Taxes are often called one of the sure things in life. In Maryland, some say that they're one of the sure things in death, too.
The Free State is one of 13 states that still levy an inheritance tax in addition to the more common estate tax. But that may change.
Maryland's top three lawmakers now are saying that they'd like to cut or abolish the state's inheritance tax. The state can afford the move, they say, because of a booming budget surplus that is projected to easily top $600 million during this fiscal year.
So-called death taxes were established decades ago as a way to raise revenue and redistribute wealth. But they have long been a target of tax foes in Maryland and across the country. During the past two decades, 20 states have eliminated them, including Virginia.
"It's an unfair tax," said state Senate President Thomas V. Mike Miller Jr. (D-Prince George's). "While we have this surplus, it gives us an opportunity to right a wrong."
Miller said he is in favor of exempting spouses from inheritance taxes and will look at the costs before deciding whether it should be extended beyond that. House of Delegates Speaker Casper R. Taylor Jr. (D-Allegany) said he supports abolishing the tax, and a spokesman for Gov. Parris N. Glendening (D) said the governor is "very receptive" to either cutting or abolishing it.
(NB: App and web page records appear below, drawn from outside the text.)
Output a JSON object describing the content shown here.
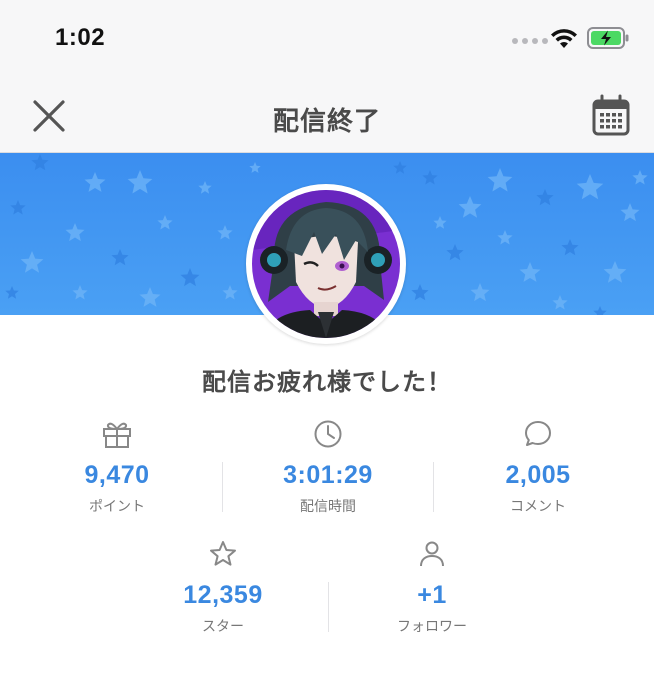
{
  "status_bar": {
    "time": "1:02"
  },
  "nav": {
    "title": "配信終了"
  },
  "message": "配信お疲れ様でした！",
  "stats_row1": [
    {
      "value": "9,470",
      "label": "ポイント",
      "icon": "gift-icon"
    },
    {
      "value": "3:01:29",
      "label": "配信時間",
      "icon": "clock-icon"
    },
    {
      "value": "2,005",
      "label": "コメント",
      "icon": "comment-icon"
    }
  ],
  "stats_row2": [
    {
      "value": "12,359",
      "label": "スター",
      "icon": "star-icon"
    },
    {
      "value": "+1",
      "label": "フォロワー",
      "icon": "person-icon"
    }
  ],
  "colors": {
    "accent": "#3a88e0",
    "banner": "#3b8ef0",
    "battery": "#4cd964"
  }
}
The inheritance tax is separate from the estate tax, which is levied on heirs who must file a federal estate tax return. Although the federal estate tax is imposed only on estates valued at $650,000 or more, state inheritance taxes typically are imposed on smaller estates as well.
In Maryland, the only exception to the inheritance tax is a partial one for spouses, who do not pay it on real estate, jointly held property or the first $100,000 of other assets. The tax rate is 0.9 percent for spouses, children, parents and other lineal relatives. Siblings are taxed at 8 percent, though that rate is scheduled to decrease to 5 percent next year. All other heirs pay 10 percent.
"When you talk to people about these taxes, they cite the unfairness of a tax that's essentially a tax on after-tax assets," said James L. Martin, president of the 60 Plus Association, an Arlington-based lobbying group for seniors that is pushing for repeal of the federal estate tax as well as Maryland's inheritance tax. "They cite the unfairness of a tax that's imposed after you die."
Martin and other opponents of these taxes said they often fall heaviest on small businesses and farmers, or heirs who are "cash poor" despite their sizable inheritance.
They point to people such as Jeannine Mizell, of Montgomery County, who runs Mizell Lumber and Hardware in Kensington with her brother, Donald. The lumber company was founded by their grandfather in 1921 and then run by their father until his death in 1984. They inherited ownership from their parents when their mother died in 1990.
Jeannine Mizell said she was shocked when she learned upon her mother's death that they would have to pay more than $350,000 in federal estate taxes and more than $30,000 in Maryland inheritance tax. They were able to hold on to the business that had been in the family for seven decades because they were allowed to spread the federal payments out over 14 years. On top of that, they paid more than $40,000 in attorneys' fees.
"My father worked six days a week, 52 weeks a year for 37 years. He paid himself a modest salary, he invested in his business, he worked hard and he paid his taxes. He wanted to leave something for his children and his grandchildren," she said. "Yet if it wasn't for the fact that he was so careful about putting his money away, we wouldn't have had the cash to pay these taxes."
For most of the 60,000 or so Marylanders affected by the tax each year, the bite isn't that big. But it can be a pain anyway. "It's the estate taxes that take the big bite," said Darrel Drown, a Howard County financial planner. "But people complain about it. They're upset by the whole gamut."
Still, supporters of abolishing the inheritance tax note that the state's death taxes pinch the wealthy as well as those who are less well off. "There are a lot of people in my district who are impacted by this tax. I've looked at it and talked to people in my county, and it's something that people are concerned about," said Del. Obie Patterson (D-Prince George's).
But some note that there are other taxes lawmakers could look at cutting if their goal is to reduce the burden on most citizens. "There are a lot of other taxes that hit ordinary Marylanders a lot harder and a lot more frequently," said Robert McIntyre, director of the Washington-based Citizens for Tax Justice.
Patterson has resubmitted a bill to abolish the tax for the upcoming session, and state Sen. Thomas L. Bromwell (D-Baltimore County), the Finance Committee chairman, is sponsoring similar legislation in the Senate.
State legislative analysts projected that the net cost to the state would be about $52 million in lost revenue should a full repeal of the tax be approved, yet supporters said the actual cost will be lower because the state no longer will have to pay the administrative costs of collecting the tax.